#### [Work to complete]
Every single entry needs to appear again exactly as given.

[Web page and app entries]
+ + + +

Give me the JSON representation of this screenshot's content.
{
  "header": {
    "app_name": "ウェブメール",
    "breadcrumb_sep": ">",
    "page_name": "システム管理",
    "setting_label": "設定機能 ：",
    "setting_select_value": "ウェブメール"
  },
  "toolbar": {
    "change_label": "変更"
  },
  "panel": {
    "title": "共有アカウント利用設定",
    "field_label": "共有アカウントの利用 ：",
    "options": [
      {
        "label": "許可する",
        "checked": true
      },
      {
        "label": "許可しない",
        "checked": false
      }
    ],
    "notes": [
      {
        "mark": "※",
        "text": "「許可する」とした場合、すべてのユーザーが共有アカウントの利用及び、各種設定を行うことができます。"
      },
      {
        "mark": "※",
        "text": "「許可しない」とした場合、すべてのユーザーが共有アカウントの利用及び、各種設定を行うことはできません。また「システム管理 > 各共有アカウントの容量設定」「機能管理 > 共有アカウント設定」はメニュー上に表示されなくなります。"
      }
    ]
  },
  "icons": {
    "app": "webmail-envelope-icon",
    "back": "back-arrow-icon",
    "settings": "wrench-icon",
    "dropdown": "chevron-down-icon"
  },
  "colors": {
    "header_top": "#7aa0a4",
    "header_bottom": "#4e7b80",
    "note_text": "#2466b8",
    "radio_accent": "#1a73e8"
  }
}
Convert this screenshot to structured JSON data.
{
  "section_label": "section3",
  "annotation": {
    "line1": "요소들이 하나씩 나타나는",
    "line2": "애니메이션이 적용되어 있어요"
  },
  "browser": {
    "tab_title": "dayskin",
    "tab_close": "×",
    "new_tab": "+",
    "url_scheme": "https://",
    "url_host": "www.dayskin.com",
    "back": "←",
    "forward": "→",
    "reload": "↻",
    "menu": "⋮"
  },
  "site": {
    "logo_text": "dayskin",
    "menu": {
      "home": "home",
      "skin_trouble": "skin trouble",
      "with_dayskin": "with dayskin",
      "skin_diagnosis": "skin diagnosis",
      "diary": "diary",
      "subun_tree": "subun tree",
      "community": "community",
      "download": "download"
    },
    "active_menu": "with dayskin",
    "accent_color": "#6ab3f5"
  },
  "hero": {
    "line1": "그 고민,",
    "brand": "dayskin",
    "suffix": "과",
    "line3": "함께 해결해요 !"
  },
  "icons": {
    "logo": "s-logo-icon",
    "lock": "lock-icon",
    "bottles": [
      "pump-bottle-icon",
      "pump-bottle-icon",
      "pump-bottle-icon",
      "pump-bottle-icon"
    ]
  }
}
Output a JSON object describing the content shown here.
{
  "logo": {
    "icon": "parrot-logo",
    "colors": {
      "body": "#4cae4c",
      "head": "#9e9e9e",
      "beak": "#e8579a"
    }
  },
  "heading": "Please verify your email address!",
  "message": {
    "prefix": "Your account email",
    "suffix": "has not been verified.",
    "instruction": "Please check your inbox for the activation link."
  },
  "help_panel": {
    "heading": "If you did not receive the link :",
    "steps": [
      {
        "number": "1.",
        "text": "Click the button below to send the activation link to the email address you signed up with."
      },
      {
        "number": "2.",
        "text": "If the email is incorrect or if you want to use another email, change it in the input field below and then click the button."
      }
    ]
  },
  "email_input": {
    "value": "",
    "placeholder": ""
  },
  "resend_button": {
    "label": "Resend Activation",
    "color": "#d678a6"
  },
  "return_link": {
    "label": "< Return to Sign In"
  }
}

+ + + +

#### [Written answer]
Give me the JSON representation of this screenshot's content.
{
  "header": {
    "app_name": "ウェブメール",
    "breadcrumb_sep": ">",
    "page_name": "システム管理",
    "setting_label": "設定機能 ：",
    "setting_select_value": "ウェブメール"
  },
  "toolbar": {
    "change_label": "変更"
  },
  "panel": {
    "title": "共有アカウント利用設定",
    "field_label": "共有アカウントの利用 ：",
    "options": [
      {
        "label": "許可する",
        "checked": true
      },
      {
        "label": "許可しない",
        "checked": false
      }
    ],
    "notes": [
      {
        "mark": "※",
        "text": "「許可する」とした場合、すべてのユーザーが共有アカウントの利用及び、各種設定を行うことができます。"
      },
      {
        "mark": "※",
        "text": "「許可しない」とした場合、すべてのユーザーが共有アカウントの利用及び、各種設定を行うことはできません。また「システム管理 > 各共有アカウントの容量設定」「機能管理 > 共有アカウント設定」はメニュー上に表示されなくなります。"
      }
    ]
  },
  "icons": {
    "app": "webmail-envelope-icon",
    "back": "back-arrow-icon",
    "settings": "wrench-icon",
    "dropdown": "chevron-down-icon"
  },
  "colors": {
    "header_top": "#7aa0a4",
    "header_bottom": "#4e7b80",
    "note_text": "#2466b8",
    "radio_accent": "#1a73e8"
  }
}
Convert this screenshot to structured JSON data.
{
  "section_label": "section3",
  "annotation": {
    "line1": "요소들이 하나씩 나타나는",
    "line2": "애니메이션이 적용되어 있어요"
  },
  "browser": {
    "tab_title": "dayskin",
    "tab_close": "×",
    "new_tab": "+",
    "url_scheme": "https://",
    "url_host": "www.dayskin.com",
    "back": "←",
    "forward": "→",
    "reload": "↻",
    "menu": "⋮"
  },
  "site": {
    "logo_text": "dayskin",
    "menu": {
      "home": "home",
      "skin_trouble": "skin trouble",
      "with_dayskin": "with dayskin",
      "skin_diagnosis": "skin diagnosis",
      "diary": "diary",
      "subun_tree": "subun tree",
      "community": "community",
      "download": "download"
    },
    "active_menu": "with dayskin",
    "accent_color": "#6ab3f5"
  },
  "hero": {
    "line1": "그 고민,",
    "brand": "dayskin",
    "suffix": "과",
    "line3": "함께 해결해요 !"
  },
  "icons": {
    "logo": "s-logo-icon",
    "lock": "lock-icon",
    "bottles": [
      "pump-bottle-icon",
      "pump-bottle-icon",
      "pump-bottle-icon",
      "pump-bottle-icon"
    ]
  }
}
Output a JSON object describing the content shown here.
{
  "logo": {
    "icon": "parrot-logo",
    "colors": {
      "body": "#4cae4c",
      "head": "#9e9e9e",
      "beak": "#e8579a"
    }
  },
  "heading": "Please verify your email address!",
  "message": {
    "prefix": "Your account email",
    "suffix": "has not been verified.",
    "instruction": "Please check your inbox for the activation link."
  },
  "help_panel": {
    "heading": "If you did not receive the link :",
    "steps": [
      {
        "number": "1.",
        "text": "Click the button below to send the activation link to the email address you signed up with."
      },
      {
        "number": "2.",
        "text": "If the email is incorrect or if you want to use another email, change it in the input field below and then click the button."
      }
    ]
  },
  "email_input": {
    "value": "",
    "placeholder": ""
  },
  "resend_button": {
    "label": "Resend Activation",
    "color": "#d678a6"
  },
  "return_link": {
    "label": "< Return to Sign In"
  }
}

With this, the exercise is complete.